Among the entries that follow, find the lines containing the string "percent" and copy them.
STORED DATA Start Marker
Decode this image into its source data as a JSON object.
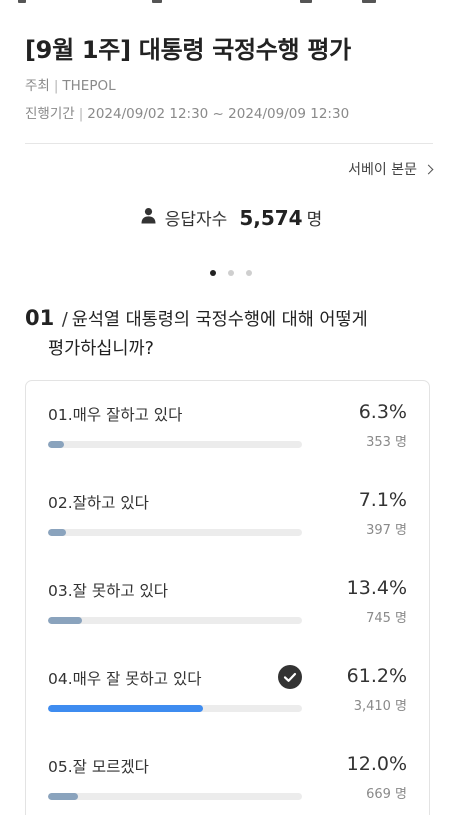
{
  "poll": {
    "title": "[9월 1주] 대통령 국정수행 평가",
    "host_label": "주최",
    "host_value": "THEPOL",
    "period_label": "진행기간",
    "period_value": "2024/09/02 12:30 ~ 2024/09/09 12:30",
    "survey_link_label": "서베이 본문"
  },
  "respondents": {
    "label": "응답자수",
    "count": "5,574",
    "unit": "명"
  },
  "pagination": {
    "total": 3,
    "active_index": 0
  },
  "question": {
    "number": "01",
    "separator": "/",
    "text_line1": "윤석열 대통령의 국정수행에 대해 어떻게",
    "text_line2": "평가하십니까?"
  },
  "options": [
    {
      "label": "01.매우 잘하고 있다",
      "percent": "6.3%",
      "count": "353 명",
      "value": 6.3,
      "selected": false
    },
    {
      "label": "02.잘하고 있다",
      "percent": "7.1%",
      "count": "397 명",
      "value": 7.1,
      "selected": false
    },
    {
      "label": "03.잘 못하고 있다",
      "percent": "13.4%",
      "count": "745 명",
      "value": 13.4,
      "selected": false
    },
    {
      "label": "04.매우 잘 못하고 있다",
      "percent": "61.2%",
      "count": "3,410 명",
      "value": 61.2,
      "selected": true
    },
    {
      "label": "05.잘 모르겠다",
      "percent": "12.0%",
      "count": "669 명",
      "value": 12.0,
      "selected": false
    }
  ],
  "colors": {
    "bar_default": "#8aa3bd",
    "bar_selected": "#3e8cf0",
    "bar_track": "#ececec",
    "check_bg": "#333333"
  },
  "icons": {
    "respondents": "person-icon",
    "survey_link": "chevron-right-icon",
    "selected": "check-circle-icon"
  }
}
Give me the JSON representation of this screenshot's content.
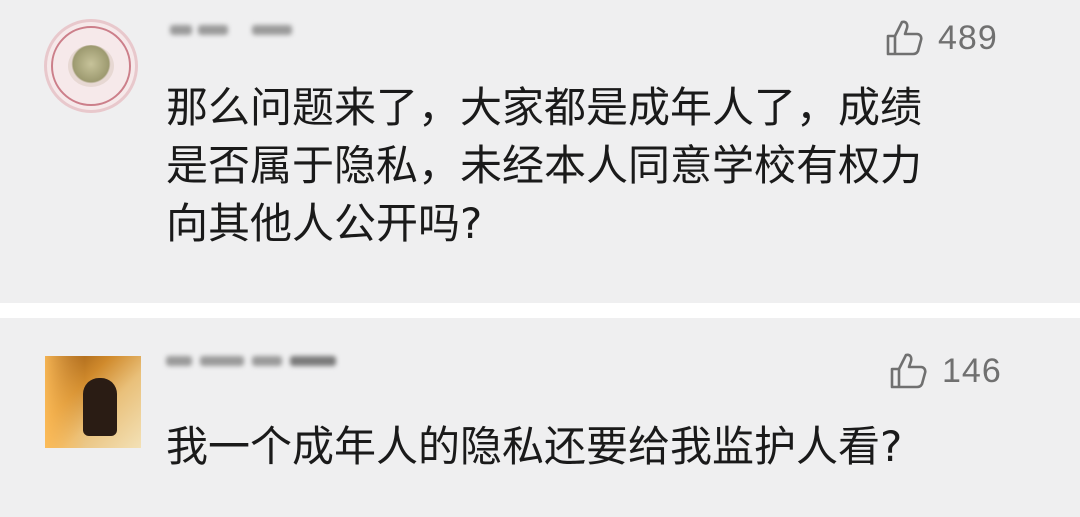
{
  "comments": [
    {
      "likes": "489",
      "text": "那么问题来了，大家都是成年人了，成绩\n是否属于隐私，未经本人同意学校有权力\n向其他人公开吗?"
    },
    {
      "likes": "146",
      "text": "我一个成年人的隐私还要给我监护人看?"
    }
  ],
  "icons": {
    "like": "thumbs-up-icon"
  },
  "colors": {
    "card_background": "#efeff0",
    "separator": "#ffffff",
    "text": "#1a1a1a",
    "like_count": "#707070"
  }
}
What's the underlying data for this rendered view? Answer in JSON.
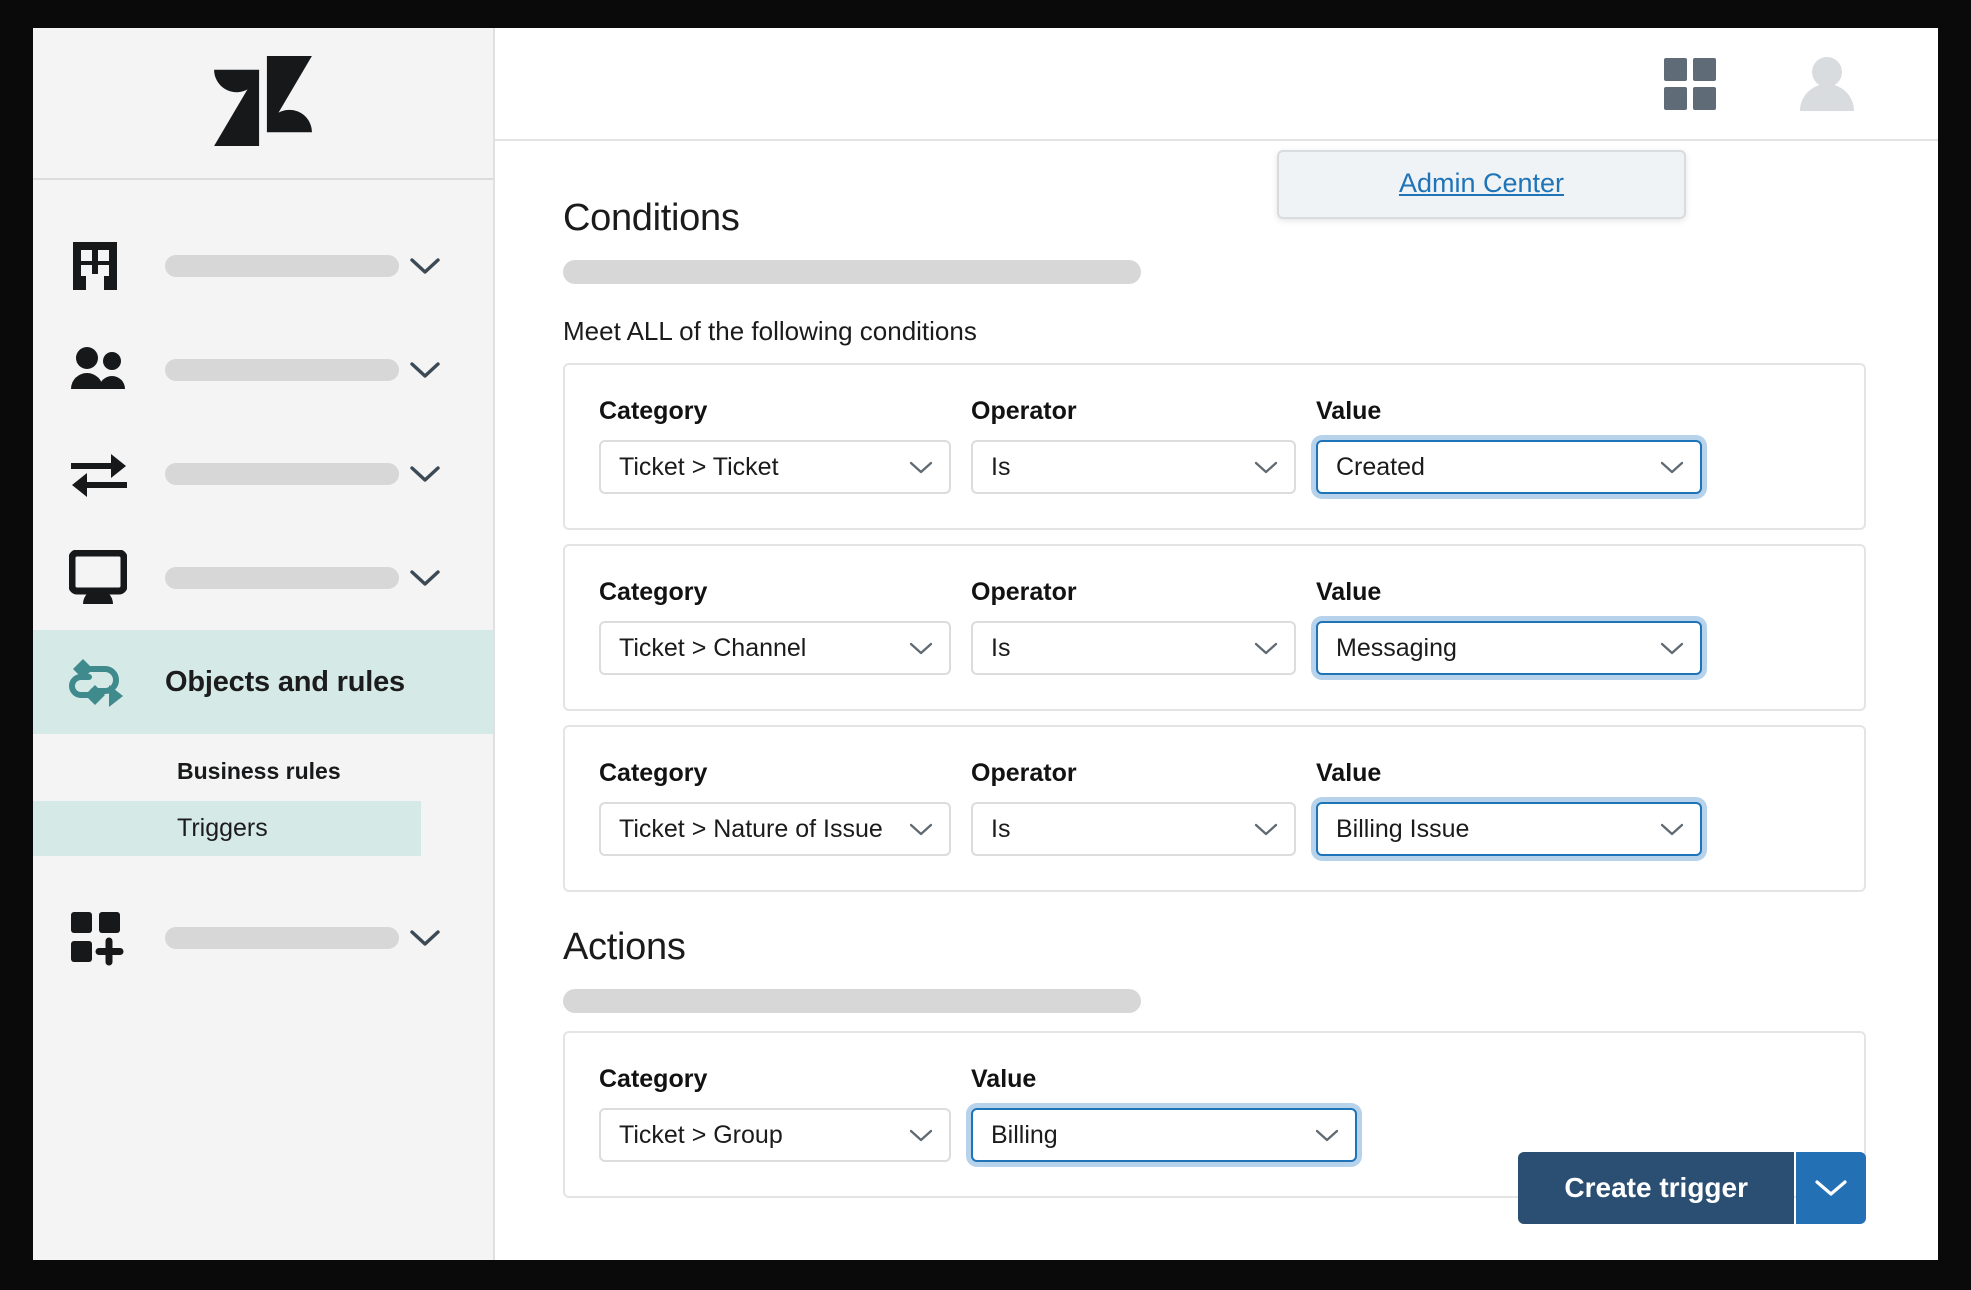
{
  "app": {
    "logo": "zendesk-logo",
    "accent_teal": "#d5eae7",
    "accent_blue": "#1f73b7",
    "primary_button_color": "#2b4f73",
    "caret_button_color": "#2470b5"
  },
  "sidebar": {
    "items": [
      {
        "icon": "building-icon",
        "label": "",
        "has_chevron": true
      },
      {
        "icon": "people-icon",
        "label": "",
        "has_chevron": true
      },
      {
        "icon": "transfer-icon",
        "label": "",
        "has_chevron": true
      },
      {
        "icon": "workspace-icon",
        "label": "",
        "has_chevron": true
      }
    ],
    "active_item": {
      "icon": "objects-rules-icon",
      "label": "Objects and rules"
    },
    "sub_section": {
      "heading": "Business rules",
      "items": [
        {
          "label": "Triggers",
          "selected": true
        }
      ]
    },
    "apps_item": {
      "icon": "apps-add-icon",
      "label": "",
      "has_chevron": true
    }
  },
  "topbar": {
    "grid_icon": "grid-apps-icon",
    "avatar_icon": "user-avatar-icon",
    "dropdown": {
      "link_label": "Admin Center"
    }
  },
  "main": {
    "conditions": {
      "title": "Conditions",
      "subtitle": "Meet ALL of the following conditions",
      "labels": {
        "category": "Category",
        "operator": "Operator",
        "value": "Value"
      },
      "rows": [
        {
          "category": "Ticket > Ticket",
          "operator": "Is",
          "value": "Created",
          "value_focused": true
        },
        {
          "category": "Ticket > Channel",
          "operator": "Is",
          "value": "Messaging",
          "value_focused": true
        },
        {
          "category": "Ticket > Nature of Issue",
          "operator": "Is",
          "value": "Billing Issue",
          "value_focused": true
        }
      ]
    },
    "actions": {
      "title": "Actions",
      "labels": {
        "category": "Category",
        "value": "Value"
      },
      "rows": [
        {
          "category": "Ticket > Group",
          "value": "Billing",
          "value_focused": true
        }
      ]
    },
    "footer": {
      "submit_label": "Create trigger",
      "caret_icon": "chevron-down-icon"
    }
  }
}
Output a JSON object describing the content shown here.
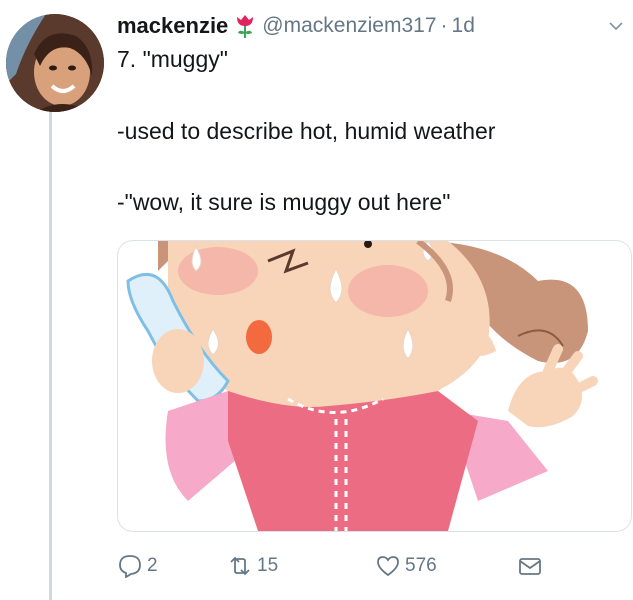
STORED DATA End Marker
▶ _FINISHED EXERCISE_
      "percent": "6.3%",
      "percent": "7.1%",
      "percent": "13.4%",
      "percent": "61.2%",
      "percent": "12.0%",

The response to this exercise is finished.